He nodded. “Yeah, I do it all the time.”

“Professionally?”

He shook his head and laughed. “Just jot things down and scribble, you know.”

But I could see something opening in his eyes, some kind of realisation.

“Don’t get me wrong,” I said, tentatively, “I can’t advise you to do anything but what might help is to find a project, a writing project, to really get your teeth into, to fill the gap that teaching filled. Something like that.”

Second Career

He seemed interested, but with all that earthy mental energy, I figured that creative writing might not be the best outlet for him. “Serious themes, perhaps,” I continued, “history, religion, psychology, geography…”

“Ha!” he exclaimed, “I taught geography for thirty five years!”

“OK, apart from teaching it, have you written about it, expressed our own ideas, opinions? Have you done research, for instance?”

“Not since university.”

Chance Meeting

It was around six months later when I met up with him again by chance, not in my house, but in the high street outside a butcher’s shop of all places.

“You were right about the writing, by the way?” he said, smiling nonchalantly.

“Really?”

“I’m a regular contributor to a science magazine now… and I’ve started giving talks on geography and geology for adult education locally.

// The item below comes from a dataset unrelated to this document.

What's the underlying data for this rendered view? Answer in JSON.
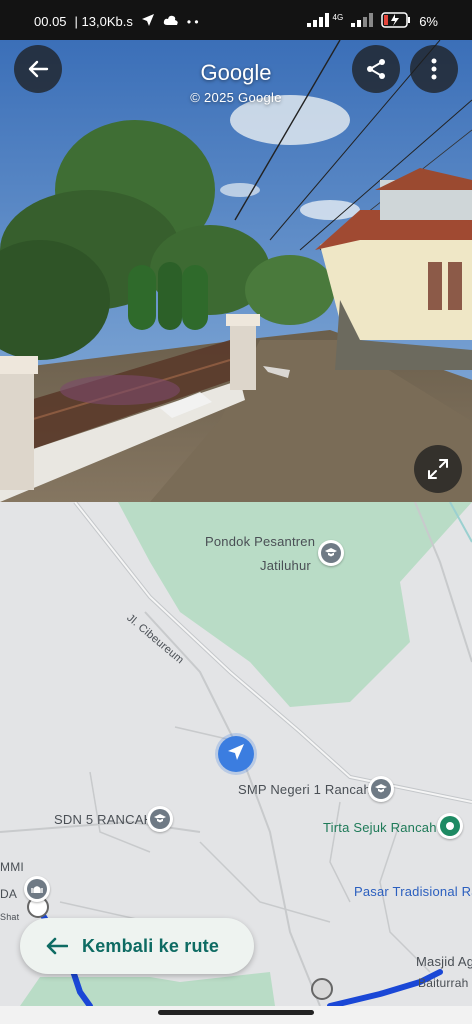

In fact, I’ve been invited up to Sheffield next week to give a talk.”

I tried to disguise my own smirk. It would seem that his native Mercury, which may have given him the impetus to become a teacher in the first place, had now inspired a second career in his retirement, as a writer and speaker. Pluto’s close proximity to his native Mercury at the time, may just have done a little prodding from behind the scenes.

Ultimately, I think this example also shows a need to look for the obvious, stand out features of a birth chart first. “Keep it simple, boy!”